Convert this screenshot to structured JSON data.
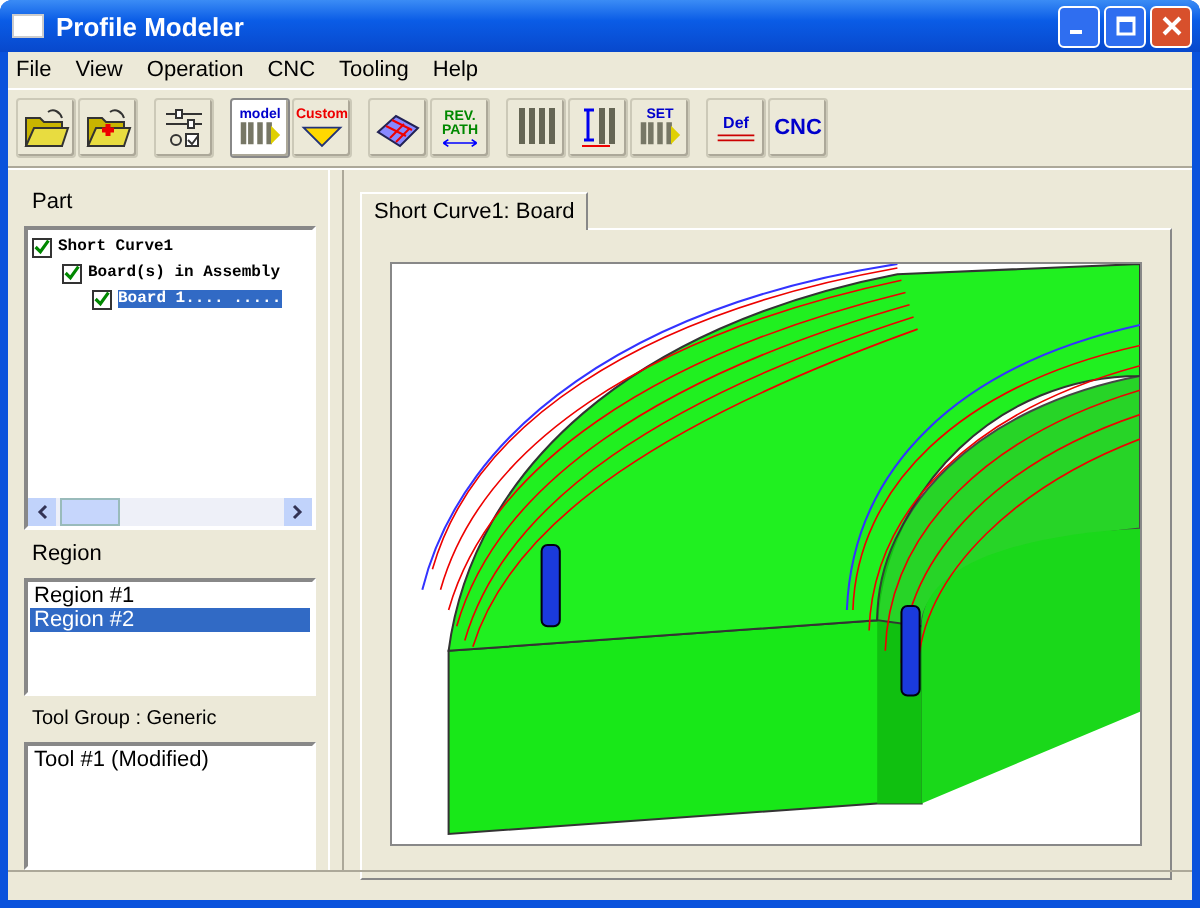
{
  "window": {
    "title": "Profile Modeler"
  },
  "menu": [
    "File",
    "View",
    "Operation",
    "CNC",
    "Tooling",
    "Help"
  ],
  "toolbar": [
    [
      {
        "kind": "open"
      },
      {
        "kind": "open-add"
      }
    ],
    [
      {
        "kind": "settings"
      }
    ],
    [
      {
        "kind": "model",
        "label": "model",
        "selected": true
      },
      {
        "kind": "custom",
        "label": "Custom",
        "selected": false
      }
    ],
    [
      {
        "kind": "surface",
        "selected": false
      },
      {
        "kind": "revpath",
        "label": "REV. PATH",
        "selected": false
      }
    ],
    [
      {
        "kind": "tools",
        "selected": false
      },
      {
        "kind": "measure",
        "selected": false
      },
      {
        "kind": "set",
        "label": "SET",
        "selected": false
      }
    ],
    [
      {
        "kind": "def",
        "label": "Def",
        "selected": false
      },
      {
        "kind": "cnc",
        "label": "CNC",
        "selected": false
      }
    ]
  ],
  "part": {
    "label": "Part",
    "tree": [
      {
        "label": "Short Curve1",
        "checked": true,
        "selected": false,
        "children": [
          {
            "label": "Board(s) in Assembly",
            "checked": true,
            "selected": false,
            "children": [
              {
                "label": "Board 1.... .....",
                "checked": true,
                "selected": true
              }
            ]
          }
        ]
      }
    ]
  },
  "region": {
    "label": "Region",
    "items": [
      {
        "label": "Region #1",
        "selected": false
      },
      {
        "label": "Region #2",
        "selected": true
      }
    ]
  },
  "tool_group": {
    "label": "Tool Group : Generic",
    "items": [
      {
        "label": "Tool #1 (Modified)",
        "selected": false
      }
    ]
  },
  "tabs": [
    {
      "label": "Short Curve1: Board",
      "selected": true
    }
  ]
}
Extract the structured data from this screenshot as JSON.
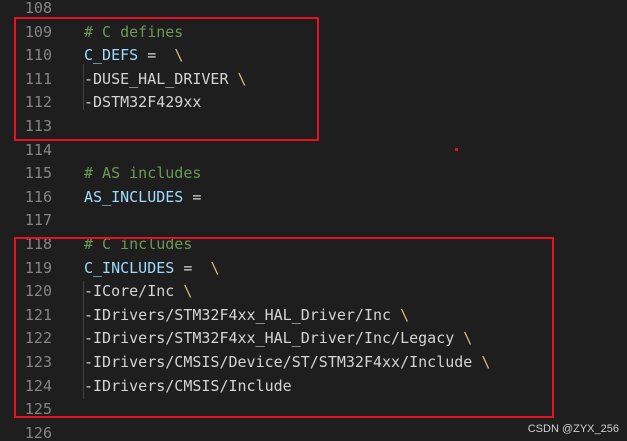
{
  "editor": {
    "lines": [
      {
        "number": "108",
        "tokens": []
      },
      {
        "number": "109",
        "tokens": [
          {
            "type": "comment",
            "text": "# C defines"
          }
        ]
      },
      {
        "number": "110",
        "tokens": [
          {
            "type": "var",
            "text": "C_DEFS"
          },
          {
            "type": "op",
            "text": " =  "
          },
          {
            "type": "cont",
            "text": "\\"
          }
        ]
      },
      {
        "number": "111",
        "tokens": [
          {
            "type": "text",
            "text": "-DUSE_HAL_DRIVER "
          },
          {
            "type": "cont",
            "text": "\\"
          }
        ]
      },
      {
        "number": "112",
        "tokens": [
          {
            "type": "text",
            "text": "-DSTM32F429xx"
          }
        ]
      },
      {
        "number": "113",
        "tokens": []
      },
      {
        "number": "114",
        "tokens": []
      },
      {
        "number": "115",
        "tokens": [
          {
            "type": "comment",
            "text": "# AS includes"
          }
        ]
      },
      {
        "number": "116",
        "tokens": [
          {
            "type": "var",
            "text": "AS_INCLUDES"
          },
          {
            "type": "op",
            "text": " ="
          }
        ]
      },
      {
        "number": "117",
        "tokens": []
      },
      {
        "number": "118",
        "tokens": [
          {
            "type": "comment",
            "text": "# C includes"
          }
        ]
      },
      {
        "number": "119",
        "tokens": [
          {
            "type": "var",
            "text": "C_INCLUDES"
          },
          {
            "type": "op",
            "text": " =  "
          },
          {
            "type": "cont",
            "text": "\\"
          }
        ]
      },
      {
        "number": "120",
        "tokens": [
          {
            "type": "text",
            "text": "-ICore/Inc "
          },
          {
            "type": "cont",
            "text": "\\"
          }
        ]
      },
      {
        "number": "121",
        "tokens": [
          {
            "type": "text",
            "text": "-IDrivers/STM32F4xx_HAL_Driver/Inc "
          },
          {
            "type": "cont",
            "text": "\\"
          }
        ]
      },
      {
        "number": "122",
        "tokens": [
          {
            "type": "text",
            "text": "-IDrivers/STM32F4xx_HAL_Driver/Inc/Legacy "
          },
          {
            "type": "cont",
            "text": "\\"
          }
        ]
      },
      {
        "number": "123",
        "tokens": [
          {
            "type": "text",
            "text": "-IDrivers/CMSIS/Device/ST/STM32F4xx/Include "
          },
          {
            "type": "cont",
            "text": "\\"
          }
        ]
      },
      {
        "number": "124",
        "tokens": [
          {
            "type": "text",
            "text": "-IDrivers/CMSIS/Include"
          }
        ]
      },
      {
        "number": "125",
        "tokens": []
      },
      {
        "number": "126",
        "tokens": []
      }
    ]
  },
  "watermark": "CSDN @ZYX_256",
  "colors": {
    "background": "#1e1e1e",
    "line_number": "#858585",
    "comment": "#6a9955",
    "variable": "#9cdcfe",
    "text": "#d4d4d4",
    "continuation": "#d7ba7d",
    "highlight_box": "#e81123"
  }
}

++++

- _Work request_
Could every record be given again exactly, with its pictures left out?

- _Exercise response_
Convert this screenshot to structured JSON data.
{
  "window": {
    "title": "Profile Modeler"
  },
  "menu": [
    "File",
    "View",
    "Operation",
    "CNC",
    "Tooling",
    "Help"
  ],
  "toolbar": [
    [
      {
        "kind": "open"
      },
      {
        "kind": "open-add"
      }
    ],
    [
      {
        "kind": "settings"
      }
    ],
    [
      {
        "kind": "model",
        "label": "model",
        "selected": true
      },
      {
        "kind": "custom",
        "label": "Custom",
        "selected": false
      }
    ],
    [
      {
        "kind": "surface",
        "selected": false
      },
      {
        "kind": "revpath",
        "label": "REV. PATH",
        "selected": false
      }
    ],
    [
      {
        "kind": "tools",
        "selected": false
      },
      {
        "kind": "measure",
        "selected": false
      },
      {
        "kind": "set",
        "label": "SET",
        "selected": false
      }
    ],
    [
      {
        "kind": "def",
        "label": "Def",
        "selected": false
      },
      {
        "kind": "cnc",
        "label": "CNC",
        "selected": false
      }
    ]
  ],
  "part": {
    "label": "Part",
    "tree": [
      {
        "label": "Short Curve1",
        "checked": true,
        "selected": false,
        "children": [
          {
            "label": "Board(s) in Assembly",
            "checked": true,
            "selected": false,
            "children": [
              {
                "label": "Board 1.... .....",
                "checked": true,
                "selected": true
              }
            ]
          }
        ]
      }
    ]
  },
  "region": {
    "label": "Region",
    "items": [
      {
        "label": "Region #1",
        "selected": false
      },
      {
        "label": "Region #2",
        "selected": true
      }
    ]
  },
  "tool_group": {
    "label": "Tool Group : Generic",
    "items": [
      {
        "label": "Tool #1 (Modified)",
        "selected": false
      }
    ]
  },
  "tabs": [
    {
      "label": "Short Curve1: Board",
      "selected": true
    }
  ]
}
Extract the structured data from this screenshot as JSON.
{
  "editor": {
    "lines": [
      {
        "number": "108",
        "tokens": []
      },
      {
        "number": "109",
        "tokens": [
          {
            "type": "comment",
            "text": "# C defines"
          }
        ]
      },
      {
        "number": "110",
        "tokens": [
          {
            "type": "var",
            "text": "C_DEFS"
          },
          {
            "type": "op",
            "text": " =  "
          },
          {
            "type": "cont",
            "text": "\\"
          }
        ]
      },
      {
        "number": "111",
        "tokens": [
          {
            "type": "text",
            "text": "-DUSE_HAL_DRIVER "
          },
          {
            "type": "cont",
            "text": "\\"
          }
        ]
      },
      {
        "number": "112",
        "tokens": [
          {
            "type": "text",
            "text": "-DSTM32F429xx"
          }
        ]
      },
      {
        "number": "113",
        "tokens": []
      },
      {
        "number": "114",
        "tokens": []
      },
      {
        "number": "115",
        "tokens": [
          {
            "type": "comment",
            "text": "# AS includes"
          }
        ]
      },
      {
        "number": "116",
        "tokens": [
          {
            "type": "var",
            "text": "AS_INCLUDES"
          },
          {
            "type": "op",
            "text": " ="
          }
        ]
      },
      {
        "number": "117",
        "tokens": []
      },
      {
        "number": "118",
        "tokens": [
          {
            "type": "comment",
            "text": "# C includes"
          }
        ]
      },
      {
        "number": "119",
        "tokens": [
          {
            "type": "var",
            "text": "C_INCLUDES"
          },
          {
            "type": "op",
            "text": " =  "
          },
          {
            "type": "cont",
            "text": "\\"
          }
        ]
      },
      {
        "number": "120",
        "tokens": [
          {
            "type": "text",
            "text": "-ICore/Inc "
          },
          {
            "type": "cont",
            "text": "\\"
          }
        ]
      },
      {
        "number": "121",
        "tokens": [
          {
            "type": "text",
            "text": "-IDrivers/STM32F4xx_HAL_Driver/Inc "
          },
          {
            "type": "cont",
            "text": "\\"
          }
        ]
      },
      {
        "number": "122",
        "tokens": [
          {
            "type": "text",
            "text": "-IDrivers/STM32F4xx_HAL_Driver/Inc/Legacy "
          },
          {
            "type": "cont",
            "text": "\\"
          }
        ]
      },
      {
        "number": "123",
        "tokens": [
          {
            "type": "text",
            "text": "-IDrivers/CMSIS/Device/ST/STM32F4xx/Include "
          },
          {
            "type": "cont",
            "text": "\\"
          }
        ]
      },
      {
        "number": "124",
        "tokens": [
          {
            "type": "text",
            "text": "-IDrivers/CMSIS/Include"
          }
        ]
      },
      {
        "number": "125",
        "tokens": []
      },
      {
        "number": "126",
        "tokens": []
      }
    ]
  },
  "watermark": "CSDN @ZYX_256",
  "colors": {
    "background": "#1e1e1e",
    "line_number": "#858585",
    "comment": "#6a9955",
    "variable": "#9cdcfe",
    "text": "#d4d4d4",
    "continuation": "#d7ba7d",
    "highlight_box": "#e81123"
  }
}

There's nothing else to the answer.